§ Work to be completed
Each line of the data has to be written out again exactly as shown.

§ Data supplied
● ● ● ● ● ● ●

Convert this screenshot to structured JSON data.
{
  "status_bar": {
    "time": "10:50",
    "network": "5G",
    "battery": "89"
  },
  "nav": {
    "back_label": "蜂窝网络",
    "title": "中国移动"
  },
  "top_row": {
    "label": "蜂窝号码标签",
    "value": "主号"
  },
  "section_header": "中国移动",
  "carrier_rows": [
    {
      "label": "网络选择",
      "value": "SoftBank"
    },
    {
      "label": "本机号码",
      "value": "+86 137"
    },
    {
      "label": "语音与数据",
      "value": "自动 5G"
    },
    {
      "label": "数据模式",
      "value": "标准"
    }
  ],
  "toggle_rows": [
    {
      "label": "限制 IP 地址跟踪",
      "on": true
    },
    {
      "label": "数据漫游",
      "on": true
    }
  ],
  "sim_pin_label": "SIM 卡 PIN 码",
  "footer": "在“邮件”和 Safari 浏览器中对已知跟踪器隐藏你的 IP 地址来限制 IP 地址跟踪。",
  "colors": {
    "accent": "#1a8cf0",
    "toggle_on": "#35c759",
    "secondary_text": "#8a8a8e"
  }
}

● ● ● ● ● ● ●

§ Response for this exercise
Convert this screenshot to structured JSON data.
{
  "status_bar": {
    "time": "10:50",
    "network": "5G",
    "battery": "89"
  },
  "nav": {
    "back_label": "蜂窝网络",
    "title": "中国移动"
  },
  "top_row": {
    "label": "蜂窝号码标签",
    "value": "主号"
  },
  "section_header": "中国移动",
  "carrier_rows": [
    {
      "label": "网络选择",
      "value": "SoftBank"
    },
    {
      "label": "本机号码",
      "value": "+86 137"
    },
    {
      "label": "语音与数据",
      "value": "自动 5G"
    },
    {
      "label": "数据模式",
      "value": "标准"
    }
  ],
  "toggle_rows": [
    {
      "label": "限制 IP 地址跟踪",
      "on": true
    },
    {
      "label": "数据漫游",
      "on": true
    }
  ],
  "sim_pin_label": "SIM 卡 PIN 码",
  "footer": "在“邮件”和 Safari 浏览器中对已知跟踪器隐藏你的 IP 地址来限制 IP 地址跟踪。",
  "colors": {
    "accent": "#1a8cf0",
    "toggle_on": "#35c759",
    "secondary_text": "#8a8a8e"
  }
}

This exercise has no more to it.